    The unquestioned belief in the potency of fanaticism makes facts unnecessary. Readers know in advance what to expect just as they foresee the ending of a romantic movie far in advance. The art of writing in this mode is to mobilize all of the foreknown elements and arrange them to reach an expected conclusion.

    Damon, I thought you moved along judiciously through most of the essay, but you blew your cover in the paragraph of questions to Mitt Romney. There, you try to nail him on his beliefs about the church president being a prophet. It follows necessarily, you think, that, if Romney believes in current prophecy, the church will run the country under his presidency. That leap from assumption to conclusion in one bound is only possible if you are steeped in the logic of fanaticism. For Mormons themselves, it makes no sense.

    You are caught in the dilemma that ensnares everyone preoccupied with fanaticism. You describe Mormonism in a way that makes perfect sense to non-Mormons and no sense to Mormons themselves. This means, to me, that
    you are describing the inside of your own mind as much as the reality of Mormonism. Mormons will hear a lot of this so long as Romney is in the race, and it will baffle them every time.

    Best,
    Richard Lyman Bushman

    Richard Lyman Bushman is Gouverneur Morris Professor
    of History Emeritus at Columbia University.

  12. Jana says:

    I had no idea about some of the things mentioned in TNR piece.

    Hillary will destroy Mitt if he is the nominee. And the MSM will gladly help her.

  13. HiveRadical says:

    First off, I very much hope your decision regarding our faith is not founded on the likes of the South Park episode. Not only does it have some errors but it’s egregiously out of context and, I would hope, would never be seen as even a remotely intelligent analysis of our faith.

    If that’s Romney’s interpretation—that he’s a “cafeteria Mormon,” if such a thing can be said to exist—then he’ll get a pass from me on his theology. If he actually believes in the literal truth of LDS teachings, though, I’ll dismiss him as a nut.

    I simply had to say the irony I saw in this. Not sure if you’re at all familiar with the militant secularist Sam Harris (author of “The End of Faith” and “Letter to a Christian Nation”) but he demonstrates the oddity of those who don’t have a problem with people who don’t really believe in the litteral aspects of their faith yet still claim the faith. He decries such, generally those who call themselves religious progressives, as the camp with the least capital with regard to intellectual honesty.

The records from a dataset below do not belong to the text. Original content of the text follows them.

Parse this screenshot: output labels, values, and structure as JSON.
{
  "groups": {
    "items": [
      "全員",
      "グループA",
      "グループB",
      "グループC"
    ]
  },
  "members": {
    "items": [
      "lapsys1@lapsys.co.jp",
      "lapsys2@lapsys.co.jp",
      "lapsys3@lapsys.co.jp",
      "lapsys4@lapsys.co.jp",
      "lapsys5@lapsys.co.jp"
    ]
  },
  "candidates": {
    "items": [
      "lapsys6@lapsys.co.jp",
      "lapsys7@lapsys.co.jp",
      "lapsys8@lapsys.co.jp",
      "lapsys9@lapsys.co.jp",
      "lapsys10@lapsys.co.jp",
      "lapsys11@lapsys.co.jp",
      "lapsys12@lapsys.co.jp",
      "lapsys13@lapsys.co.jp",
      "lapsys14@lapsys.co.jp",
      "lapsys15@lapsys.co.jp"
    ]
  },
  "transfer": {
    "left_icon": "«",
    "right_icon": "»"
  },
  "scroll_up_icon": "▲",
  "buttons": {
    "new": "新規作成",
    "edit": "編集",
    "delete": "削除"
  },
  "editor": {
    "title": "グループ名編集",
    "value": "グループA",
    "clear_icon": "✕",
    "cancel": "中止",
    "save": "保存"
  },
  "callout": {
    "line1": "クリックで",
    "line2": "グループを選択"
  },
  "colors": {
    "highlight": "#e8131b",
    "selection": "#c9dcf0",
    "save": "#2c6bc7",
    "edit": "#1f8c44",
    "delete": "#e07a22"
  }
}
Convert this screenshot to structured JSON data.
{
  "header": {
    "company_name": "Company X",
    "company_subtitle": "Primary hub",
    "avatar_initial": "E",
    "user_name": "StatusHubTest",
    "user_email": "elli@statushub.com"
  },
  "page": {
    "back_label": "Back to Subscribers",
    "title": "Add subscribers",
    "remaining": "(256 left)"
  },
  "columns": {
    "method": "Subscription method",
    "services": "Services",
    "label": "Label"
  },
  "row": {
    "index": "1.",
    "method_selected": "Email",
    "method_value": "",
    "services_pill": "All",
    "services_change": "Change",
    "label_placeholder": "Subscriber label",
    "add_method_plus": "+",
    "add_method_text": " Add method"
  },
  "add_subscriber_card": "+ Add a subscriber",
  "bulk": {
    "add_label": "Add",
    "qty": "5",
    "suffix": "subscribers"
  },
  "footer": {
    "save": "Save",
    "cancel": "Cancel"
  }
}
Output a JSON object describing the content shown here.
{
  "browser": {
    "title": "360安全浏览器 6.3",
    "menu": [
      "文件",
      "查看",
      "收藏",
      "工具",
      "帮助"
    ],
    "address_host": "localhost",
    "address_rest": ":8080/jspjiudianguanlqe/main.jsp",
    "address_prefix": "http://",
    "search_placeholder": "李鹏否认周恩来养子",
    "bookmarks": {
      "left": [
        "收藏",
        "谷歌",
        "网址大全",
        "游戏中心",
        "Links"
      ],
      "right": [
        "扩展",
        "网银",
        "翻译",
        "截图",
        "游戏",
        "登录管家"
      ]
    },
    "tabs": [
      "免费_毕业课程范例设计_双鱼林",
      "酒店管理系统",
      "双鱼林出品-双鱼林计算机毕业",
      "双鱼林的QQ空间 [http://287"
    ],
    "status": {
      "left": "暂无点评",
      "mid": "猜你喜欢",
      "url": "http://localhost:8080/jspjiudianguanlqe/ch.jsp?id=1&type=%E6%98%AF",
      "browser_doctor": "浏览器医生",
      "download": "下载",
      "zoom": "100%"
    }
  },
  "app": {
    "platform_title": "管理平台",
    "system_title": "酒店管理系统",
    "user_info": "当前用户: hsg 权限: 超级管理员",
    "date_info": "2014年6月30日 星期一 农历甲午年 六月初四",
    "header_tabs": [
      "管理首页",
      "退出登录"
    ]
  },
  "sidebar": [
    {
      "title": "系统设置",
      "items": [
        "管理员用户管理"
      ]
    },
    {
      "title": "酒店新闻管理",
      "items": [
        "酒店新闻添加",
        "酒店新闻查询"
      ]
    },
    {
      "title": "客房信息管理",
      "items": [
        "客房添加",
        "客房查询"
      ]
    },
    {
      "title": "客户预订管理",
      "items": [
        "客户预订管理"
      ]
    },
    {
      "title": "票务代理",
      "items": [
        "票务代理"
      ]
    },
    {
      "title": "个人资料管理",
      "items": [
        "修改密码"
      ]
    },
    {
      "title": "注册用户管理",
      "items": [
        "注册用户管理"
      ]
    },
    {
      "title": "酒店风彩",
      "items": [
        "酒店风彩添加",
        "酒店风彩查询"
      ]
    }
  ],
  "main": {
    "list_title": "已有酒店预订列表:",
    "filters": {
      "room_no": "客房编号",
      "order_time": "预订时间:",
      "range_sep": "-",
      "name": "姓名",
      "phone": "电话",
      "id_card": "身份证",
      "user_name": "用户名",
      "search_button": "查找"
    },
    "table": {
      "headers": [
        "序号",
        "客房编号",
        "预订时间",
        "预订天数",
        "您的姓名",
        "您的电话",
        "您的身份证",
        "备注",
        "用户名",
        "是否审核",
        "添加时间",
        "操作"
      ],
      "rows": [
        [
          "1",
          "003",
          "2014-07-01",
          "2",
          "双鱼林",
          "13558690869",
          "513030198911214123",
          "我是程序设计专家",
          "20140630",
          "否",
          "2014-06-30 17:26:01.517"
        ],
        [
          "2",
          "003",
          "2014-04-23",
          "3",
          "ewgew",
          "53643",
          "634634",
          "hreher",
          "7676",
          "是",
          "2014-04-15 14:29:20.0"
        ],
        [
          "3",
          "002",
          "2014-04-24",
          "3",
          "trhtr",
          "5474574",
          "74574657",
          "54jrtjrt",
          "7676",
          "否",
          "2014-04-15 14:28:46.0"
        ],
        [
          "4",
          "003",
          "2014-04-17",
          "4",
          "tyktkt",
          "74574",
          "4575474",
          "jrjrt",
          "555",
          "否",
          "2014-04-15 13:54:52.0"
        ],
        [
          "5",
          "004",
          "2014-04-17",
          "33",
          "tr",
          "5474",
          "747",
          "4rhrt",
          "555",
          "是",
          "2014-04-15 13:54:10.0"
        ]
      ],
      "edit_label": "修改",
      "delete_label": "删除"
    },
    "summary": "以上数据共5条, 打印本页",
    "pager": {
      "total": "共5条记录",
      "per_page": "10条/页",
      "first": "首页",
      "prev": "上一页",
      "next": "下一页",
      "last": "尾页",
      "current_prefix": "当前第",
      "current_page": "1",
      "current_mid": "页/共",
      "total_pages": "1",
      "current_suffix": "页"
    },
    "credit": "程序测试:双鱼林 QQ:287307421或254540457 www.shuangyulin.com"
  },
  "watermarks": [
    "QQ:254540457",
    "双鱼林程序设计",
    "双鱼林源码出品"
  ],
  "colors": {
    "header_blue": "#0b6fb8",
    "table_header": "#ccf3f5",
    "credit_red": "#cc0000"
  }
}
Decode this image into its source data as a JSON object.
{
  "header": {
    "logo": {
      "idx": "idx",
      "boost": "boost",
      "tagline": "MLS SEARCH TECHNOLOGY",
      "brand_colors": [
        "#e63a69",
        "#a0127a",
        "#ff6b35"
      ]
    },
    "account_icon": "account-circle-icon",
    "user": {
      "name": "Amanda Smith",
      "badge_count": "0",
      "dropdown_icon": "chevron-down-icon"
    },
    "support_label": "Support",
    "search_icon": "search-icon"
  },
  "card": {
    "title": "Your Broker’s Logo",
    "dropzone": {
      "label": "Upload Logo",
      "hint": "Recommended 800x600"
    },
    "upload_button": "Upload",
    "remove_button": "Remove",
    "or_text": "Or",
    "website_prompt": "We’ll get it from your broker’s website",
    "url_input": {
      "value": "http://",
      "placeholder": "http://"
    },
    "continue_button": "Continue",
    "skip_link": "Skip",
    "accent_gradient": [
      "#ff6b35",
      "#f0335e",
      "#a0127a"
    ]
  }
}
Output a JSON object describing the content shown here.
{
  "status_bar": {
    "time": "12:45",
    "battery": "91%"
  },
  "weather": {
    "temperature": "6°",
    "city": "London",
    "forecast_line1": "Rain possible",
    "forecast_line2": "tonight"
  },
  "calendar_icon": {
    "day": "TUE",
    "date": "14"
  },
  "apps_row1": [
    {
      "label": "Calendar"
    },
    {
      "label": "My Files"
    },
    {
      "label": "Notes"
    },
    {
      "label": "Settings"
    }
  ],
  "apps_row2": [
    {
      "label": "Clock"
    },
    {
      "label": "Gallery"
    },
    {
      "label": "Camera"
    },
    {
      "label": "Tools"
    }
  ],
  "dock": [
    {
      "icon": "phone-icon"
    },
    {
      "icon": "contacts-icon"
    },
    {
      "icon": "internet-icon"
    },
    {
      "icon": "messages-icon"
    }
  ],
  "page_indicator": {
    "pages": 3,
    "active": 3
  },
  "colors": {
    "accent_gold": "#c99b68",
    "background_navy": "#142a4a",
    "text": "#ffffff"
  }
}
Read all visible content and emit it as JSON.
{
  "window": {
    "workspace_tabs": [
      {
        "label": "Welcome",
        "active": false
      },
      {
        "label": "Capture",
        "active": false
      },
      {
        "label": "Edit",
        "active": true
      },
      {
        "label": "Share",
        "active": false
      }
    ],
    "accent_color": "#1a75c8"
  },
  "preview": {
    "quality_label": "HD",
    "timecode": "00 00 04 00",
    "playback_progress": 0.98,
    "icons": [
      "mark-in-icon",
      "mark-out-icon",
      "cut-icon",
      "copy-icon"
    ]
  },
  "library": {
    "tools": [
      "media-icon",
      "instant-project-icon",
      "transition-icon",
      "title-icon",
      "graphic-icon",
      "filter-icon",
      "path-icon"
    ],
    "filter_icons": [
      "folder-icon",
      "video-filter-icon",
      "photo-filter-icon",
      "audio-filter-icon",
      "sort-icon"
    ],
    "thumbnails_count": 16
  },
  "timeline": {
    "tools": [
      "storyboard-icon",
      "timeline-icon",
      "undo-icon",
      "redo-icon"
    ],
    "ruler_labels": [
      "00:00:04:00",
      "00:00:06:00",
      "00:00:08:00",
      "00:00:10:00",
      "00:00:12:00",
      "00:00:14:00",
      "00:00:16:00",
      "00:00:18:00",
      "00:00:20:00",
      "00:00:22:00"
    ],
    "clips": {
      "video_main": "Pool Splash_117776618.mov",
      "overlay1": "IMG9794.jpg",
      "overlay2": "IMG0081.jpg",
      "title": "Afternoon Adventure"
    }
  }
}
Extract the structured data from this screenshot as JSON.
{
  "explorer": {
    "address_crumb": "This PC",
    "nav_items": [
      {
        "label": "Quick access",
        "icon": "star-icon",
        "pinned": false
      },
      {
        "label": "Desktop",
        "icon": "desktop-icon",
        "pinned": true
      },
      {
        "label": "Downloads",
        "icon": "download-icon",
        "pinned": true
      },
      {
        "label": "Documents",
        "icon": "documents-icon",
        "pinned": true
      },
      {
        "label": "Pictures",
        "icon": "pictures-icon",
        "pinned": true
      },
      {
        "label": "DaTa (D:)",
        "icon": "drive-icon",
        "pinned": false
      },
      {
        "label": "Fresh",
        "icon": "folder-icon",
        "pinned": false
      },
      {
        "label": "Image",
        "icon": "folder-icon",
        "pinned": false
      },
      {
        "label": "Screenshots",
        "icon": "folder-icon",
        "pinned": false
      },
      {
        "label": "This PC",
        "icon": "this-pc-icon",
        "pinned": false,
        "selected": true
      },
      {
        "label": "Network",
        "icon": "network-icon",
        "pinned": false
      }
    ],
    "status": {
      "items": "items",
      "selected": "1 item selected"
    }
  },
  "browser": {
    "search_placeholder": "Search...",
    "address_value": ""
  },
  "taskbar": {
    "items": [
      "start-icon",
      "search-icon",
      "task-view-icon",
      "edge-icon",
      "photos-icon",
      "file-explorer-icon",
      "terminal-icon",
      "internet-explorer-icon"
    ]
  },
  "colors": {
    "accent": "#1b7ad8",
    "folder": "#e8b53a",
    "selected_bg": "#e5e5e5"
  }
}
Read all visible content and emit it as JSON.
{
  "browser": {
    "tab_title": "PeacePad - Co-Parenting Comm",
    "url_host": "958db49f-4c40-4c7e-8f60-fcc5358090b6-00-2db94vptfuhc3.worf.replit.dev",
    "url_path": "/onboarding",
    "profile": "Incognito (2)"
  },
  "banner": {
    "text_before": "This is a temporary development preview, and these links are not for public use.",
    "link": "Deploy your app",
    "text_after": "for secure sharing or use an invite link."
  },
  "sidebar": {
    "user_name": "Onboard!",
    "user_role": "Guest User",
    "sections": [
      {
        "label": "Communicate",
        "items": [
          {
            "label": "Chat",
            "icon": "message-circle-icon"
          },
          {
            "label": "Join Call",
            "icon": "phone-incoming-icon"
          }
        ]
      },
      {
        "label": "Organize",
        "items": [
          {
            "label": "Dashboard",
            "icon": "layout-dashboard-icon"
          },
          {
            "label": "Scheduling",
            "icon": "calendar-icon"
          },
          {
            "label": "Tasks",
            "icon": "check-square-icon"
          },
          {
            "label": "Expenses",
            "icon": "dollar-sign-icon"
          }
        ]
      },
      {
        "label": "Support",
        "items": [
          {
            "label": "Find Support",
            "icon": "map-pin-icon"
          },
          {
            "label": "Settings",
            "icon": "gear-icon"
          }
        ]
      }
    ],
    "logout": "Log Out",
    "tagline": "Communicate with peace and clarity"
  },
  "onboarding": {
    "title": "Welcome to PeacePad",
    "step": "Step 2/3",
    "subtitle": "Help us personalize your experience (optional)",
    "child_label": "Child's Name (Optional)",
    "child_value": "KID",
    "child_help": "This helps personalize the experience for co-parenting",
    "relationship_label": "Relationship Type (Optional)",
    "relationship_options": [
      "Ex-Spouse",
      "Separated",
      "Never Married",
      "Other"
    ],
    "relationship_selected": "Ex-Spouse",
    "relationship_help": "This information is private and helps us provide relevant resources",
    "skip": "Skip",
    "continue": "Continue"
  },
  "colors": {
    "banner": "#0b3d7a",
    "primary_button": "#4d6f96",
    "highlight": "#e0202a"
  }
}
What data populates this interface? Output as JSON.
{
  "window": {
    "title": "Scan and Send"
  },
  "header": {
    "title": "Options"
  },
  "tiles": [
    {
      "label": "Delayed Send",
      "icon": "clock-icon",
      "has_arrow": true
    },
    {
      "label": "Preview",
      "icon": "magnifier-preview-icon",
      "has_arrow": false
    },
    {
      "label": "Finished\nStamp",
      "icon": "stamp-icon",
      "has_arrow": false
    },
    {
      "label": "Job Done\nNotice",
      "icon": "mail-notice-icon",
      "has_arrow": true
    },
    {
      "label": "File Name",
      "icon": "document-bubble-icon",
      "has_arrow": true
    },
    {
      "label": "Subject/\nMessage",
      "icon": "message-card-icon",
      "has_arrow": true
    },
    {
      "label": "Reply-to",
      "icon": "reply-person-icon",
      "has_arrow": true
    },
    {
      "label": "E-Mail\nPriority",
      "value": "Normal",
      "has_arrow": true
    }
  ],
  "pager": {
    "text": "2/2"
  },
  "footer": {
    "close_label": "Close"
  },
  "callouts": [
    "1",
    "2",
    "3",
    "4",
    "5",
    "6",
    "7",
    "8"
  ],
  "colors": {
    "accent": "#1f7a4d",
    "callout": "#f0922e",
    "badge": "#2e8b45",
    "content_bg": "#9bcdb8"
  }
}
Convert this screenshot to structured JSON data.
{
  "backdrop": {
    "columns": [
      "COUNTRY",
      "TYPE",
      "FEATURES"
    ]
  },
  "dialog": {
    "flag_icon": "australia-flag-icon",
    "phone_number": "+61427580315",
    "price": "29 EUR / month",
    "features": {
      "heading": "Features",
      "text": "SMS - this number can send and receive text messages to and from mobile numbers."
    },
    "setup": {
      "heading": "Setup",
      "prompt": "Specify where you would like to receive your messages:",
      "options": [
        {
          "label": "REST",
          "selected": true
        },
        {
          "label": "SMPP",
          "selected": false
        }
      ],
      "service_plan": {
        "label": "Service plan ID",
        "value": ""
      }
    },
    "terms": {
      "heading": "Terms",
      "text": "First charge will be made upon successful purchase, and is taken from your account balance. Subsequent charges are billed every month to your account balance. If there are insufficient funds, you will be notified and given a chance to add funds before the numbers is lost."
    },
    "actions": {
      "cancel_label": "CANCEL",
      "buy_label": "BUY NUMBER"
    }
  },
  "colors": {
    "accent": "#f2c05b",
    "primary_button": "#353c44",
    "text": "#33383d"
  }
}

    Here we have you saying that if a person is willing to pass what’s suppose to be their innermost sustaining belief set as based on fairy tales that THEY are some how MORE fit than a person who takes such at face value.

    To demonstrate a more open analogy of what you are doing–

    There’s “person A” who genuinely believes that there are aliens who are probing humans and the human race and thusly conforms his lifestyle and actions as best he sees fit in light of this belief.

    Then we have a “person B.” This person seems to make similar lifestyle choices as “person A” and claims loosely to a similar premise BUT when pressed openly states that they don’t care if there are really aliens, and possibly don’t even think the stories connected to the aliens are true, yet still maintain a specific claim to the specific group that propegates such a belief in alien medling.

    And, drawing the parallels you seem to be one that would rather elect a “person B” OVER a “person A.”

    I hope you’ll excuse my questioning. But why? What bit of logic renders a ‘cafeteria’ Romney a more logical choice over a true blue LDS/Mormon believing Romney? Who’s the nut? The one siding with the bonafide extra-terrestrial intervention adherent or the one siding with the “in name and some publicly visible practice only” “adherent”?